Cameron then talked about being a parent. All politicians must be parents these days. Unparents are dangerous loners of the type you might meet on a sink estate or in prison.
Dave is a parent, albeit one who boasts about going to bed with an entrepreneur. He talked movingly about watching children walk across the playground with the schoolbag in one hand and the lunch box in the other. Fortunately, this theme was left undeveloped, lest he start to sound like Kevin Bacon in The Woodsman.
But Dave did have some big ideas on education. He was declaring war on schools which say “’all must have prizes’, and the dreadful practice of dumbing down.”
He was in favour of no one getting prizes, and of dumbing up. He was in favour of spelling. “They let a child get marks or writing f--- off in an exam,” he warned darkly. (No wonder the exam results are always getting better).
He talked about patriotism. He was deeply patriotic. “Do you know what?” he asked optimistically. “I don’t want to be prime minister of England. I want to be prime minister of the United Kingdom.” If he is elected Prime Minister, he may get his wish for a short while, until somebody – most likely Mr Alex Salmond – points out that the Conservative mandate stops just after Carlisle.
He talked on like a motivational scoutmaster. Dab followed dib. “The right thing will always be right.” He was in favour of Margaret Thatcher. He would end the something-for-nothing culture. He was not confident about the benefit of benefits.
Then, a bombshell: “This is a country, not a television channel.” (A moment of clarity, this, from a man whose qualification for political office is his stint as a PR for a television channel). But his lack of experience would not be a disadvantage. Inexperience was the very thing for these strange days! “Experience is the excuse of the incumbent down the ages.”
If David Miliband can tear himself away from his banana aversion therapy, he may be flattered that he was deemed important enough to be caricatured for something he didn’t say. Whatever it was, Dave didn’t believe it. You can’t say, Dave said, that there is no such thing as society. The audience applauded, whilst thinking mistily about the blessed Margaret, and her lieutenant Squealer Joseph, whose idea this really was.
The ideas, by now, were tumbling out, amid a hailstorm of clunky metaphors.
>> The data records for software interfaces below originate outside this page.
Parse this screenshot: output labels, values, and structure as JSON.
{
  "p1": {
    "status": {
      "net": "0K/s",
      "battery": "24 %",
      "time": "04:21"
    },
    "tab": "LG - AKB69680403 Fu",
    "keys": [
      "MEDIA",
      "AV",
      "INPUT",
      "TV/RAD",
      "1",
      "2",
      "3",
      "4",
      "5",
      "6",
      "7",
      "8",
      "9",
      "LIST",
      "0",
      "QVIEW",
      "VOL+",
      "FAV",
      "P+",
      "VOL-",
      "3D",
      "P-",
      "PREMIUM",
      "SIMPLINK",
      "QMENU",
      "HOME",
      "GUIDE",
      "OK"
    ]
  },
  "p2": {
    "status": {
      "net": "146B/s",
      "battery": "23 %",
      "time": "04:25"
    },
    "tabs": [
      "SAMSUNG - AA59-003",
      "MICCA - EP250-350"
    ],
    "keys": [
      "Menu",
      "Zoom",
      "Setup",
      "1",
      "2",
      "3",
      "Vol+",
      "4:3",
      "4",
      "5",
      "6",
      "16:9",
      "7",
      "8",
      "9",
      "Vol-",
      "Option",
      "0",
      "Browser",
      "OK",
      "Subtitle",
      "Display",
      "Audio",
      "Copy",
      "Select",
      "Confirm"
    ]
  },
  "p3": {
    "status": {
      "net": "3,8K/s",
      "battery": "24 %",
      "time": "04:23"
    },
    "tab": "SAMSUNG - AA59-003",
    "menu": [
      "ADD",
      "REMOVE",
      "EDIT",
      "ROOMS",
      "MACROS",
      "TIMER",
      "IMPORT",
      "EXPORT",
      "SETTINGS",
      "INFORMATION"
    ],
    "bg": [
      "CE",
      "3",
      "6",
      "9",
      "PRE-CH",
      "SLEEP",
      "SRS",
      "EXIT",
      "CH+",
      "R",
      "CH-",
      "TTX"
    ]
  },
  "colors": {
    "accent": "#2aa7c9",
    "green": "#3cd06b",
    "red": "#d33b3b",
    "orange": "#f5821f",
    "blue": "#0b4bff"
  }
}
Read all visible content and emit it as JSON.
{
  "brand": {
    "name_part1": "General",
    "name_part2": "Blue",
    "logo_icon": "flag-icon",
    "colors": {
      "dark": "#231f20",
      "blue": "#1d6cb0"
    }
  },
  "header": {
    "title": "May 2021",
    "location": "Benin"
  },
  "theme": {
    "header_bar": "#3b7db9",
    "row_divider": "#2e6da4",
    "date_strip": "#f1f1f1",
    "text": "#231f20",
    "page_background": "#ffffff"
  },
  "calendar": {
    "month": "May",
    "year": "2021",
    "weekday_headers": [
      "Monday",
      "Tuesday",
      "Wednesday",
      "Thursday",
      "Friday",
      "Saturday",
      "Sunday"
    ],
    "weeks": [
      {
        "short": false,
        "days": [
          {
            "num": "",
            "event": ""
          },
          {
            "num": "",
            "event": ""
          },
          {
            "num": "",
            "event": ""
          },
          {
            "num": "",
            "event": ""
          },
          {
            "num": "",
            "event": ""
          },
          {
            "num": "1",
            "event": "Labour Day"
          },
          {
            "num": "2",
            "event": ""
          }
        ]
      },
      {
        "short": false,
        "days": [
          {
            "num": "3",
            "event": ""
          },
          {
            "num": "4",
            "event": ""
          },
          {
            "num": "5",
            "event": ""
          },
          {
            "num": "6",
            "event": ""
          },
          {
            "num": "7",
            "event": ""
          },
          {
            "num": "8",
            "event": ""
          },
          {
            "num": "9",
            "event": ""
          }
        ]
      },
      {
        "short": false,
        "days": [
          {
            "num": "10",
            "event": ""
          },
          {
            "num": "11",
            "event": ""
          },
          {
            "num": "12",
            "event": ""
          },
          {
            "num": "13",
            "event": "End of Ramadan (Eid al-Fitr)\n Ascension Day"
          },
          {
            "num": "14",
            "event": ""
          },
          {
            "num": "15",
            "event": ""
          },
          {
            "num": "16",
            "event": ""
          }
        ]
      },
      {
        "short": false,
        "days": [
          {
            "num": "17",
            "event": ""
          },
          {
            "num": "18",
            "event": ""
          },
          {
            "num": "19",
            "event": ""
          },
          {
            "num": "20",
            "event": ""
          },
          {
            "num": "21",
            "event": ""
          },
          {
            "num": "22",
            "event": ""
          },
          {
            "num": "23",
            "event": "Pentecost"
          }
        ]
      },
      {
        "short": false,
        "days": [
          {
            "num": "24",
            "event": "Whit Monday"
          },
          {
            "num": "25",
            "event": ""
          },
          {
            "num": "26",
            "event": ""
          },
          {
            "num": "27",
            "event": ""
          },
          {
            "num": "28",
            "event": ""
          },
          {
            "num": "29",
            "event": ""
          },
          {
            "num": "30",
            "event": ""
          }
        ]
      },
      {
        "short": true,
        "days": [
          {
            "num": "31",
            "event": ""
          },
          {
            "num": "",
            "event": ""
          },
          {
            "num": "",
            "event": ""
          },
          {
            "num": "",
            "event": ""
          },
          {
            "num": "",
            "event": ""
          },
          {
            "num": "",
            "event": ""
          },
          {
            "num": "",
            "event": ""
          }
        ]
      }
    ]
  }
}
These were not high-falutin dreams, they were what used to be known as common sense, before the Common Market abolished it. Dave was not in favour of Health and Safety Human Rights Culture. He was not in favour of parents at schools being checked for criminal records. He was against plasma screen TVs on the taxpayer, and – big applause – would offer a Euro referendum.
He also wanted to let people die in dignity, which was nice. “Come with me to Wandsworth prison,” he declared jauntily, “and meet the inmates… the middle-aged failure… the drug addict…” Mr Hague and Mr George Osborne looked on with as much weary gravitas as they could muster, without ever looking moved or convinced. “I am a man with a plan,” Dave concluded, “not a miracle cure.”
He laid no stress on the second point, which was just as well, all things considered.